[Start of section]

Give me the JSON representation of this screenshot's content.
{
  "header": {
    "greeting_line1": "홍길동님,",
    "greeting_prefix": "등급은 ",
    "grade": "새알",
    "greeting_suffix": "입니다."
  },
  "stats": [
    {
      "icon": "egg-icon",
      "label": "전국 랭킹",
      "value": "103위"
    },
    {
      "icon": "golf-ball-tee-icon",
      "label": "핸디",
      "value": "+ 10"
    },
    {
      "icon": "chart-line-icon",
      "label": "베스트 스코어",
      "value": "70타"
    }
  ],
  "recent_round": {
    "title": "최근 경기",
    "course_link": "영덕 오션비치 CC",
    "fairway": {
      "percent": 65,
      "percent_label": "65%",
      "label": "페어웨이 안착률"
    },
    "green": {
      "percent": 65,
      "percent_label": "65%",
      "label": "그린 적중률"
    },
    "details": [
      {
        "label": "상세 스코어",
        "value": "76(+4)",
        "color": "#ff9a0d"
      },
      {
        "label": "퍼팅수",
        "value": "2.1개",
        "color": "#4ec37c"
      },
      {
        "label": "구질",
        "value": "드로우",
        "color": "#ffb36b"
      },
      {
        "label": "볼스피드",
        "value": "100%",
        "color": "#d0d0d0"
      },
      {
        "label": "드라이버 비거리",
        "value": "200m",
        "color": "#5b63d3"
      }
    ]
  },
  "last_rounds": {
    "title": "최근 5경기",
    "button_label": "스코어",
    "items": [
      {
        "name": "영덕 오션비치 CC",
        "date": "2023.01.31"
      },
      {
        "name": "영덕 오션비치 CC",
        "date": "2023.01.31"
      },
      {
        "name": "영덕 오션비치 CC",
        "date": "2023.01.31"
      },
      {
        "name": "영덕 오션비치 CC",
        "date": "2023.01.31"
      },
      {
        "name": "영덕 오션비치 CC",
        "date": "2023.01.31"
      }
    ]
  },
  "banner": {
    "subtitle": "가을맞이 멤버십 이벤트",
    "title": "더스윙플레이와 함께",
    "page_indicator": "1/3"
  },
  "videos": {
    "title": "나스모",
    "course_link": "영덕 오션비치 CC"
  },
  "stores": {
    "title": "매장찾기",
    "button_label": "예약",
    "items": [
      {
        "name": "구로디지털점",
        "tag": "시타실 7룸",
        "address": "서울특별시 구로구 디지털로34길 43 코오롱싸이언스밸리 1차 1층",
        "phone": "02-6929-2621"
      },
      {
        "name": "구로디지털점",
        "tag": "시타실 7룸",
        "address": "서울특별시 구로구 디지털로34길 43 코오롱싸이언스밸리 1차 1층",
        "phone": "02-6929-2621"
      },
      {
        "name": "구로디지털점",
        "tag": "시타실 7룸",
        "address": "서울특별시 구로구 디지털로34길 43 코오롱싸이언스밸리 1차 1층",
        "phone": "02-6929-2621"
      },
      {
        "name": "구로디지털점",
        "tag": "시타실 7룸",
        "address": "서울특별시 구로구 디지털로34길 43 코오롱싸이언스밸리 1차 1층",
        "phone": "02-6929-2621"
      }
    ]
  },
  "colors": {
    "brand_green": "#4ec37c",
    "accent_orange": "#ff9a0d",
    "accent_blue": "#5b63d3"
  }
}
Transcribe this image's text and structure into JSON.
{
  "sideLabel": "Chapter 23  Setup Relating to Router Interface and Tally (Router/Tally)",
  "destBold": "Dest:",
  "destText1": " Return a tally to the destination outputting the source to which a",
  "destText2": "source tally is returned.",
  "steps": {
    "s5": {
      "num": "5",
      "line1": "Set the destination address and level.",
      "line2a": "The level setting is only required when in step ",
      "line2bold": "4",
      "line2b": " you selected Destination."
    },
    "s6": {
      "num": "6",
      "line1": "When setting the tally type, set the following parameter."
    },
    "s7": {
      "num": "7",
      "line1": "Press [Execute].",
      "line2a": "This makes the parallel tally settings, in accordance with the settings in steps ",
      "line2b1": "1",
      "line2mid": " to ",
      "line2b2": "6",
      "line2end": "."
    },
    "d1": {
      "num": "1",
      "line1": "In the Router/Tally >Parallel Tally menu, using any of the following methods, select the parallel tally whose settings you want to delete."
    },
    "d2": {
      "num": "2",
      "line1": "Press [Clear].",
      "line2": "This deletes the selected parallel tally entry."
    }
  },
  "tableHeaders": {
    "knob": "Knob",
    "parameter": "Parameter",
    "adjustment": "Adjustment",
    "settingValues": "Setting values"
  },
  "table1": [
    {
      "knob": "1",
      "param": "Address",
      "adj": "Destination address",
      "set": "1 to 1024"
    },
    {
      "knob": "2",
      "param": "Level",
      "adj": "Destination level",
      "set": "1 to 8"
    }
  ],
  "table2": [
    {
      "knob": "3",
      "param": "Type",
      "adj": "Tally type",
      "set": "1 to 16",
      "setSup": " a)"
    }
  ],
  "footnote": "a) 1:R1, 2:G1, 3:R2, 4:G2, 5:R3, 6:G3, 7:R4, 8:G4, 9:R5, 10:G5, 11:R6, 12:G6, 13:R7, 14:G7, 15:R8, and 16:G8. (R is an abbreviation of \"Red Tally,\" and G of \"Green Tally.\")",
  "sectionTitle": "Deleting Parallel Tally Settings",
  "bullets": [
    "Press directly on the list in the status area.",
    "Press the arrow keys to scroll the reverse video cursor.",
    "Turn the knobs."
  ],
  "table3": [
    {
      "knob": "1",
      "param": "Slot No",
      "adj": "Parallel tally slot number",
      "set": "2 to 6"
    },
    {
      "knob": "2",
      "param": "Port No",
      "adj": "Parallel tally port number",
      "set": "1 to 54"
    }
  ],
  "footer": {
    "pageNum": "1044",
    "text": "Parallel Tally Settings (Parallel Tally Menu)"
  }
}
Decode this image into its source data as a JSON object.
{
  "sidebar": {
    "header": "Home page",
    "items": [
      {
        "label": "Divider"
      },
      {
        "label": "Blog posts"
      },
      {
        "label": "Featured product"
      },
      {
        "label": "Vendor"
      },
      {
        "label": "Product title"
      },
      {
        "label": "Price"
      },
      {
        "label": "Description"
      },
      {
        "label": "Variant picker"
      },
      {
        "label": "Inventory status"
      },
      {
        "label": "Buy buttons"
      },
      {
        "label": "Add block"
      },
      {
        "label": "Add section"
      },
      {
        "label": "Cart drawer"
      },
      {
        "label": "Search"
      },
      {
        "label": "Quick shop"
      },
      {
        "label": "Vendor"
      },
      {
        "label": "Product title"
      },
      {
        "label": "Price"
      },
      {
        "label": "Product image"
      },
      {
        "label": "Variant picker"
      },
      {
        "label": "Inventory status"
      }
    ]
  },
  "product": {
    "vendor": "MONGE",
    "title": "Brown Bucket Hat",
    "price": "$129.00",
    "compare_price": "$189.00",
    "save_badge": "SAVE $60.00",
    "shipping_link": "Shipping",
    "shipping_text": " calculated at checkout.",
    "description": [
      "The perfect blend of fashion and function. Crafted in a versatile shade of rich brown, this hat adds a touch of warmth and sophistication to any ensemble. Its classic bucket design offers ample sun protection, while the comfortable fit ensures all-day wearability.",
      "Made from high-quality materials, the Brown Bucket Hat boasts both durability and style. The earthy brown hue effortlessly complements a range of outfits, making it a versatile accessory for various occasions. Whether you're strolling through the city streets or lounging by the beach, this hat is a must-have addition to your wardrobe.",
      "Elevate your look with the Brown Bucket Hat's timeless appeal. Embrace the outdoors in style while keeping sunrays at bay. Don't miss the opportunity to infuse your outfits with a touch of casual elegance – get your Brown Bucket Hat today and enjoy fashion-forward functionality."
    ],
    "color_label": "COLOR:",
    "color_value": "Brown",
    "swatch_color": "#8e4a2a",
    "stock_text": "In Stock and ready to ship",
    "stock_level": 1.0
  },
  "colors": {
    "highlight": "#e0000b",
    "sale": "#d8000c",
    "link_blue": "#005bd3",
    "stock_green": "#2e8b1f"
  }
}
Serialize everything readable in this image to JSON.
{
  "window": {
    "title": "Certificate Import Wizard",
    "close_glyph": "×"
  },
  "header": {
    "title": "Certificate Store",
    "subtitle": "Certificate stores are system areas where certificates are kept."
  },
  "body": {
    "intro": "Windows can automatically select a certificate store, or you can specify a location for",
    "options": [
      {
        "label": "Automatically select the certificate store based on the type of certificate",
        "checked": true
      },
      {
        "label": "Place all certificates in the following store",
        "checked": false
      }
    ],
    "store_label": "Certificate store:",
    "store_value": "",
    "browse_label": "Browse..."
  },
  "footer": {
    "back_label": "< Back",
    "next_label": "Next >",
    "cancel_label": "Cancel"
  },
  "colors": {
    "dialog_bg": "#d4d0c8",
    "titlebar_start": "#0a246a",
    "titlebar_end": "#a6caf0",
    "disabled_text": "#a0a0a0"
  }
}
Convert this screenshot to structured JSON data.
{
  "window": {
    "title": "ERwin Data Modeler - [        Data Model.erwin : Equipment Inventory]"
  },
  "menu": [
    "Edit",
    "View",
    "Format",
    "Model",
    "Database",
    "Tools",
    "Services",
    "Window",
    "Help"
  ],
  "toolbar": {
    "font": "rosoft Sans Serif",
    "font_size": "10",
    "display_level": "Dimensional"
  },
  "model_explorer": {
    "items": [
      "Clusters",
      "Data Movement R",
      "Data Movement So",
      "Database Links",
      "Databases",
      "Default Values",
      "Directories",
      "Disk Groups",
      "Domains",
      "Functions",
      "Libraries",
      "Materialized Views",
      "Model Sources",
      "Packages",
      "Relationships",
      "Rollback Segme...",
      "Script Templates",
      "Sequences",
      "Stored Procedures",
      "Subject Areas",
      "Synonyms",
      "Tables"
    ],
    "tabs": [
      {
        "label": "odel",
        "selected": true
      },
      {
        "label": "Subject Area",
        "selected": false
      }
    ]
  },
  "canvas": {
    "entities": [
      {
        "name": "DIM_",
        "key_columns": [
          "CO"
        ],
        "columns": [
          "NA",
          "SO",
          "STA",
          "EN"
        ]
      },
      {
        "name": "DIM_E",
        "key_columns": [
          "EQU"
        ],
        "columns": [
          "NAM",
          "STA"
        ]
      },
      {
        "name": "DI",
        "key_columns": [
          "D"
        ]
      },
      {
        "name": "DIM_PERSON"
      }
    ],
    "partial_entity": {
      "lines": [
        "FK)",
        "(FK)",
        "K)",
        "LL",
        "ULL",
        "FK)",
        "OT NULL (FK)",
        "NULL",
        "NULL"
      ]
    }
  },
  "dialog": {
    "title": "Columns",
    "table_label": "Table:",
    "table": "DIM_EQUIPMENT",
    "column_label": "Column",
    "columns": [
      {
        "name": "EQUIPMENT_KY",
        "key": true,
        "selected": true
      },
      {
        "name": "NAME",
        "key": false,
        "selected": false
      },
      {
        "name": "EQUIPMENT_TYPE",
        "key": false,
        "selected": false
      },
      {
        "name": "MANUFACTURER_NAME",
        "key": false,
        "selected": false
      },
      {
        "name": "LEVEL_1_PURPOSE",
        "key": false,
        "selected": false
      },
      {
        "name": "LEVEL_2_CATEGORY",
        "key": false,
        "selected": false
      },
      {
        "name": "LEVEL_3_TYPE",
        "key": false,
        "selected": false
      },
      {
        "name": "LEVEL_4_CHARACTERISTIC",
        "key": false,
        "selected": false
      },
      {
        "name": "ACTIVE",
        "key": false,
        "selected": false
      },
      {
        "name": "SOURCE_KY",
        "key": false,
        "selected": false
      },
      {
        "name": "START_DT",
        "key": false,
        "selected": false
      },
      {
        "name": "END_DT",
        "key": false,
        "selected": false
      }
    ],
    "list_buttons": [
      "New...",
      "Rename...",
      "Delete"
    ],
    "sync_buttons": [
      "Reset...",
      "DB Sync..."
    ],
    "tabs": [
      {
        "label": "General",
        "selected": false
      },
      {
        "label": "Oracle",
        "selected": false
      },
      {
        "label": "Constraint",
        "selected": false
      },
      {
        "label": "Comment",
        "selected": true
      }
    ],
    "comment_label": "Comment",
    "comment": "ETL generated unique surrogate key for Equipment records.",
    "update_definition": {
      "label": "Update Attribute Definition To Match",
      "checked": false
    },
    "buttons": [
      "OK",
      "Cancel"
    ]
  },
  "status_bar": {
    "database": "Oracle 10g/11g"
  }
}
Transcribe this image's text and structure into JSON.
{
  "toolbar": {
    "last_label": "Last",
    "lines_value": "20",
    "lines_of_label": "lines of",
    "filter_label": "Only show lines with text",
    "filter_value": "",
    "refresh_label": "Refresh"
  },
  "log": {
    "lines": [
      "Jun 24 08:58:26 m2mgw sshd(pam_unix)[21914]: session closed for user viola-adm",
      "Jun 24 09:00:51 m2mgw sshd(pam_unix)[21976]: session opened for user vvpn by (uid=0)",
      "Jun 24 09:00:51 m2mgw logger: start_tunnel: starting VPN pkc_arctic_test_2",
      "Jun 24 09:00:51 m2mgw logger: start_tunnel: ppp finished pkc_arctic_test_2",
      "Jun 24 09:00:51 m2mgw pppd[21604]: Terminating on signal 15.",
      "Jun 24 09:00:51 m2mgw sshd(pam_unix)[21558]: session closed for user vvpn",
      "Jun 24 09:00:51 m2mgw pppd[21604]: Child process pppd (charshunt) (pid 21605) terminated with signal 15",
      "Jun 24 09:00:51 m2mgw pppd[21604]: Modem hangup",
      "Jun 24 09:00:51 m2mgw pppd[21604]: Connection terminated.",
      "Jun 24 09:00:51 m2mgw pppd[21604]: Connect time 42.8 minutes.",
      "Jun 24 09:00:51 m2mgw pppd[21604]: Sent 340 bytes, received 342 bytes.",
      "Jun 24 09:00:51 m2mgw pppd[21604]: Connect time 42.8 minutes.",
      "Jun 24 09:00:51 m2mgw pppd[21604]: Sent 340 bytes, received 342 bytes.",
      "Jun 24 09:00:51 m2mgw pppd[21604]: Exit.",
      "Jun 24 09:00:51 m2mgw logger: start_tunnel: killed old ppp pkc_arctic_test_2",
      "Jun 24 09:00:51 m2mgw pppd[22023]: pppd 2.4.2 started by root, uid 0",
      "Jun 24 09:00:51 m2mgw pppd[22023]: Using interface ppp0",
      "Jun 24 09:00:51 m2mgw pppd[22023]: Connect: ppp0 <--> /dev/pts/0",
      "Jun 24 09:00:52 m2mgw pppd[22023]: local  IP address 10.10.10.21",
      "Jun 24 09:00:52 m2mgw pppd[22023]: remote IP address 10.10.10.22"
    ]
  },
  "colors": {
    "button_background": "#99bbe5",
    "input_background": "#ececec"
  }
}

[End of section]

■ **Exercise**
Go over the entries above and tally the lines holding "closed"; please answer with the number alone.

■ **Solution for this exercise**
2